Last season the Cannibals lost their consecutive winning streak of five state titles in a row. Reclaiming their title as first at state is the first priority on their agenda. According to Patrick Gonzales, the head speech coach, this season has already been stellar with returning speech and debate students along with excellent freshmen competitors. Gonzales is optimistic about winning state. He said, “In this year particularly we want to win back the PIL title and win the state title. Honestly I think we have the makeup to win the state championship. I know that sounds like a lofty goal, but that’s our goal.”
In addition to that goal, the Cannibals are always working on growing as a team in competitions. Gonzales said, “We always have a bigger goal of just including as many kids as possible, so that’s our yearly goal. [We have] to make sure that we have over a hundred kids give a competitive speech, so we’ve already met that in the first three tournaments. We always try and find a place for every person.”
The varsity debate team has also faced a handful of success so far in the beginning of this season. Quinn Samouilidis and his debate partner Henry Hawking are one of the top parliamentary debate competitors on the Cannibals. They’ve consistently semi-finaled in every single tournament, placing in the top four teams out of 30 to 40 teams in total competing. Samouilidis is currently 33rd in the nation for parliamentary debate rankings.
For Samouilidis, speech and debate is a community that fosters learning and intellect. “What I love is I really enjoy being around an intellectual community,” he said. “A community that always wants to learn more, that wants to strive to just garner more knowledge in general. In speech and debate you have to do that to succeed. There’s just no way to get around it without trying as hard as you can to garner as much knowledge that you can use.”
Samouilidis detailed his and Hawking’s plan for success this season, saying, “My partner and I are already at a pretty high level of success. We got third in the state last year, and so for us, it’s really about refining communication. [W]e have the ideas, we have the arguments, but it’s really about making sure that our communication is good enough for anyone of any skill level to understand.” They are both still working towards nationals this year as well, but don’t have enough points to qualify yet this early in the season.

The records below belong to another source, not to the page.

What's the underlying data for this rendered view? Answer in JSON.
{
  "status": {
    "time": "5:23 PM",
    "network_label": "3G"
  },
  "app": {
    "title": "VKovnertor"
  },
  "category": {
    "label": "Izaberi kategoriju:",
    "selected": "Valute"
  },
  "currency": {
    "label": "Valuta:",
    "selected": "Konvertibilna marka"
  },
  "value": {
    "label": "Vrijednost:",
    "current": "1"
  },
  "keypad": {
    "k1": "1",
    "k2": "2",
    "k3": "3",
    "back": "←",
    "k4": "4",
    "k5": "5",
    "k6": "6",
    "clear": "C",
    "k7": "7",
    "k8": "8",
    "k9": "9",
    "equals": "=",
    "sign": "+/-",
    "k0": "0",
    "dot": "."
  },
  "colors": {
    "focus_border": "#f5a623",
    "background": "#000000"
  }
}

The competitions are beginning to thin. The next tournament, Clackamas High School, isn’t until Dec. 2., though it won’t be typical. It will be split between two school campuses, Clackamas High School and Cleveland High School. Clackamas will host speech events, and Cleveland will host debate rounds, a first for Cleveland. There will likely be more than a thousand entries for the next tournament.